• THE PROBLEM: Repeat the listing exactly, minus the pictures.

• RECORDS:
#####
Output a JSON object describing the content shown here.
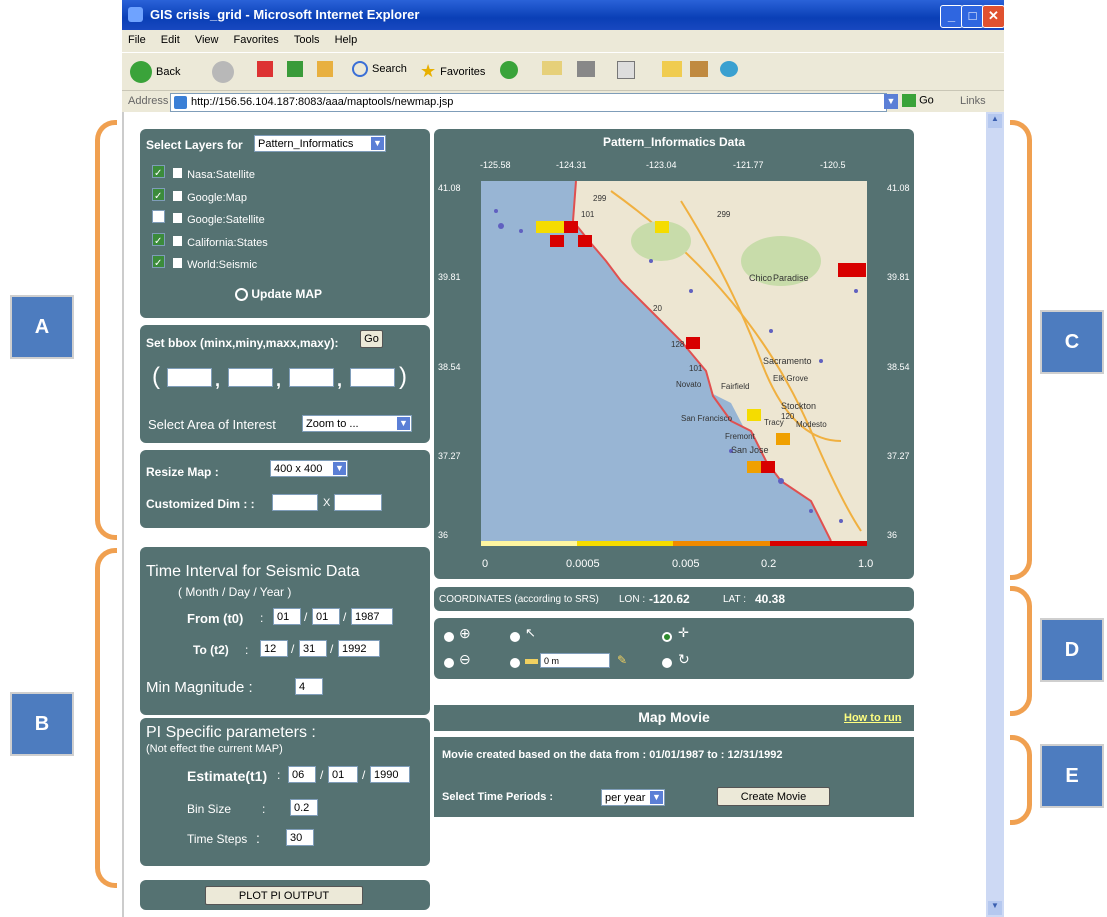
{
  "window": {
    "title": "GIS crisis_grid - Microsoft Internet Explorer"
  },
  "menu": [
    "File",
    "Edit",
    "View",
    "Favorites",
    "Tools",
    "Help"
  ],
  "toolbar": {
    "back": "Back",
    "search": "Search",
    "favorites": "Favorites"
  },
  "address": {
    "label": "Address",
    "url": "http://156.56.104.187:8083/aaa/maptools/newmap.jsp",
    "go": "Go",
    "links": "Links"
  },
  "layers": {
    "label": "Select Layers for",
    "selected": "Pattern_Informatics",
    "items": [
      {
        "name": "Nasa:Satellite",
        "checked": true
      },
      {
        "name": "Google:Map",
        "checked": true
      },
      {
        "name": "Google:Satellite",
        "checked": false
      },
      {
        "name": "California:States",
        "checked": true
      },
      {
        "name": "World:Seismic",
        "checked": true
      }
    ],
    "update": "Update MAP"
  },
  "bbox": {
    "label": "Set bbox (minx,miny,maxx,maxy):",
    "go": "Go",
    "open": "(",
    "close": ")",
    "comma": ",",
    "area_label": "Select Area of Interest",
    "area_value": "Zoom to ..."
  },
  "resize": {
    "label": "Resize Map :",
    "value": "400 x 400",
    "custom_label": "Customized Dim : :",
    "x": "X"
  },
  "time": {
    "title": "Time Interval for Seismic Data",
    "subtitle": "( Month / Day / Year )",
    "from_label": "From (t0)",
    "from": [
      "01",
      "01",
      "1987"
    ],
    "to_label": "To (t2)",
    "to": [
      "12",
      "31",
      "1992"
    ],
    "colon": ":",
    "slash": "/",
    "mag_label": "Min Magnitude :",
    "mag": "4"
  },
  "pi": {
    "title": "PI Specific parameters :",
    "subtitle": "(Not effect the current MAP)",
    "est_label": "Estimate(t1)",
    "est": [
      "06",
      "01",
      "1990"
    ],
    "bin_label": "Bin Size",
    "bin": "0.2",
    "steps_label": "Time Steps",
    "steps": "30"
  },
  "plot_button": "PLOT PI OUTPUT",
  "map": {
    "title": "Pattern_Informatics Data",
    "lon_ticks": [
      "-125.58",
      "-124.31",
      "-123.04",
      "-121.77",
      "-120.5"
    ],
    "lat_ticks": [
      "41.08",
      "39.81",
      "38.54",
      "37.27",
      "36"
    ],
    "scale_labels": [
      "0",
      "0.0005",
      "0.005",
      "0.2",
      "1.0"
    ],
    "scale_colors": [
      "#fff6a0",
      "#f5dc00",
      "#f08a00",
      "#d80000"
    ],
    "places": [
      "Chico",
      "Paradise",
      "Sacramento",
      "Elk Grove",
      "Fairfield",
      "Novato",
      "Stockton",
      "Tracy",
      "Modesto",
      "San Francisco",
      "Fremont",
      "San Jose"
    ],
    "roads": [
      "299",
      "101",
      "299",
      "20",
      "128",
      "101",
      "120"
    ]
  },
  "coords": {
    "label": "COORDINATES (according to SRS)",
    "lon_label": "LON :",
    "lon": "-120.62",
    "lat_label": "LAT :",
    "lat": "40.38"
  },
  "tools": {
    "measure": "0 m"
  },
  "movie": {
    "title": "Map Movie",
    "howto": "How to run",
    "info": "Movie created based on the data from : 01/01/1987 to : 12/31/1992",
    "period_label": "Select Time Periods :",
    "period": "per year",
    "create": "Create Movie"
  },
  "callouts": [
    "A",
    "B",
    "C",
    "D",
    "E"
  ]
}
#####
• EXERCISE OUTPUT:
Output a JSON object describing the content shown here.
{
  "window": {
    "title": "GIS crisis_grid - Microsoft Internet Explorer"
  },
  "menu": [
    "File",
    "Edit",
    "View",
    "Favorites",
    "Tools",
    "Help"
  ],
  "toolbar": {
    "back": "Back",
    "search": "Search",
    "favorites": "Favorites"
  },
  "address": {
    "label": "Address",
    "url": "http://156.56.104.187:8083/aaa/maptools/newmap.jsp",
    "go": "Go",
    "links": "Links"
  },
  "layers": {
    "label": "Select Layers for",
    "selected": "Pattern_Informatics",
    "items": [
      {
        "name": "Nasa:Satellite",
        "checked": true
      },
      {
        "name": "Google:Map",
        "checked": true
      },
      {
        "name": "Google:Satellite",
        "checked": false
      },
      {
        "name": "California:States",
        "checked": true
      },
      {
        "name": "World:Seismic",
        "checked": true
      }
    ],
    "update": "Update MAP"
  },
  "bbox": {
    "label": "Set bbox (minx,miny,maxx,maxy):",
    "go": "Go",
    "open": "(",
    "close": ")",
    "comma": ",",
    "area_label": "Select Area of Interest",
    "area_value": "Zoom to ..."
  },
  "resize": {
    "label": "Resize Map :",
    "value": "400 x 400",
    "custom_label": "Customized Dim : :",
    "x": "X"
  },
  "time": {
    "title": "Time Interval for Seismic Data",
    "subtitle": "( Month / Day / Year )",
    "from_label": "From (t0)",
    "from": [
      "01",
      "01",
      "1987"
    ],
    "to_label": "To (t2)",
    "to": [
      "12",
      "31",
      "1992"
    ],
    "colon": ":",
    "slash": "/",
    "mag_label": "Min Magnitude :",
    "mag": "4"
  },
  "pi": {
    "title": "PI Specific parameters :",
    "subtitle": "(Not effect the current MAP)",
    "est_label": "Estimate(t1)",
    "est": [
      "06",
      "01",
      "1990"
    ],
    "bin_label": "Bin Size",
    "bin": "0.2",
    "steps_label": "Time Steps",
    "steps": "30"
  },
  "plot_button": "PLOT PI OUTPUT",
  "map": {
    "title": "Pattern_Informatics Data",
    "lon_ticks": [
      "-125.58",
      "-124.31",
      "-123.04",
      "-121.77",
      "-120.5"
    ],
    "lat_ticks": [
      "41.08",
      "39.81",
      "38.54",
      "37.27",
      "36"
    ],
    "scale_labels": [
      "0",
      "0.0005",
      "0.005",
      "0.2",
      "1.0"
    ],
    "scale_colors": [
      "#fff6a0",
      "#f5dc00",
      "#f08a00",
      "#d80000"
    ],
    "places": [
      "Chico",
      "Paradise",
      "Sacramento",
      "Elk Grove",
      "Fairfield",
      "Novato",
      "Stockton",
      "Tracy",
      "Modesto",
      "San Francisco",
      "Fremont",
      "San Jose"
    ],
    "roads": [
      "299",
      "101",
      "299",
      "20",
      "128",
      "101",
      "120"
    ]
  },
  "coords": {
    "label": "COORDINATES (according to SRS)",
    "lon_label": "LON :",
    "lon": "-120.62",
    "lat_label": "LAT :",
    "lat": "40.38"
  },
  "tools": {
    "measure": "0 m"
  },
  "movie": {
    "title": "Map Movie",
    "howto": "How to run",
    "info": "Movie created based on the data from : 01/01/1987 to : 12/31/1992",
    "period_label": "Select Time Periods :",
    "period": "per year",
    "create": "Create Movie"
  },
  "callouts": [
    "A",
    "B",
    "C",
    "D",
    "E"
  ]
}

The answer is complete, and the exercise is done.